The stress fracture likely happened in one of his metatarsal bones, or the long bones in your foot.
After I researched this injury, I am not a fan of Crabtree trying to run his 40. If the doctors determined he should go into surgery, then that is what he should do. Hey, everyone thought Shawne Merriman was being an idiot by trying to play with a torn PCL. He tried to in Week 1, then wisely called it a season.
I do not feel like Crabtree is making the right decision. He could potentially cause even more serious damage, and this could be a problem for the rest of his career if he does not get it taken care of.
The Seahawks could still take him No. 4 overall even with his injury. The Panthers took Jonathan Stewart last year when he had a toe injury. The Dolphins took Ted Ginn, Jr. No. 9 overall in 2007 with a foot injury.
This would not be the first time the Seahawks drafted a redshirt sophomore receiver in the top 10 that had a pre-draft injury. N.C. State product Koren Robinson tweaked his hamstring a few times. On March 23, he was scheduled to have a workout, but pulled his hammy running a 40. During his broad jump at another workout on April 5, he tweaked it again. He reportedly ran in the 4.6 range at this workout, according to Mel Kiper, Jr.
The rest is history. Koren Robinson was one of several receiver busts from the 2001 NFL Draft (David Terrell, Rod Gardner, Freddie Mitchell, Quincy Morgan, Robert Ferguson) and the Seahawks do not look smart taking a receiver with questionable speed and intangibles.
T his situation is eerily similar to what happened in 2001 with the Seahawks and Robinson.

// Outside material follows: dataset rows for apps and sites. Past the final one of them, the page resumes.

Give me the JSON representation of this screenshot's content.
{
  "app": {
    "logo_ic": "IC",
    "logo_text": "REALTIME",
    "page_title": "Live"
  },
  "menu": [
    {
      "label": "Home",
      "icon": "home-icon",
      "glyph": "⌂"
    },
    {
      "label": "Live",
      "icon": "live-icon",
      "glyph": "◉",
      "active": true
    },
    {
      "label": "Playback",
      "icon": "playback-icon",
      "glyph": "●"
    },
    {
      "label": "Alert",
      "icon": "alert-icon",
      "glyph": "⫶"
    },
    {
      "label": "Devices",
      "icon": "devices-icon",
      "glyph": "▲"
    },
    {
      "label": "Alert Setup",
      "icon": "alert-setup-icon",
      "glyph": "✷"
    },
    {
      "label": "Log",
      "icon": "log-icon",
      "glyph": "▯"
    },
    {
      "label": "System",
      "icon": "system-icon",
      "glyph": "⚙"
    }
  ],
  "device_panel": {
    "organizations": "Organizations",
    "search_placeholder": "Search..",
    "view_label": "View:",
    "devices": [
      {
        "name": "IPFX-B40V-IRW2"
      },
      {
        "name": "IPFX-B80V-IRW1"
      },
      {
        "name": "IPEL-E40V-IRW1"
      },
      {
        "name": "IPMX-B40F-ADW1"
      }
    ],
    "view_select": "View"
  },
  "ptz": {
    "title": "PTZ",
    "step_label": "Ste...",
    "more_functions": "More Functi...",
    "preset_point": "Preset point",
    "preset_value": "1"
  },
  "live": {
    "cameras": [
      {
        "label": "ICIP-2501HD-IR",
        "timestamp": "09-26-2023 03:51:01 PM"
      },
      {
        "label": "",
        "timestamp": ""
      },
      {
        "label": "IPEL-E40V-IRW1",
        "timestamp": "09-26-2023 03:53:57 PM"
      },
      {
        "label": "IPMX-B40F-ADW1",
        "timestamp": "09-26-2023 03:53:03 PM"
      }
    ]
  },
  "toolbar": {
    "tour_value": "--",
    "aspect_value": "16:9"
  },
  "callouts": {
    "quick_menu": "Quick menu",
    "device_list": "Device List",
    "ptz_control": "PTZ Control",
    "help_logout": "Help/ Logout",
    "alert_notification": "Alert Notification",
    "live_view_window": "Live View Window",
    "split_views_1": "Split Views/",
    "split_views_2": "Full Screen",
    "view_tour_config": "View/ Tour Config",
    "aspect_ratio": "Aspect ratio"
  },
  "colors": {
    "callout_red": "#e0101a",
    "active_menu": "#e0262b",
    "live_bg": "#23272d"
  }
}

I am a firm believe that draftniks should reflect on draft history to predict the future. Will the Seahawks draft another receiver with an uncertain 40 and pre-draft injuries?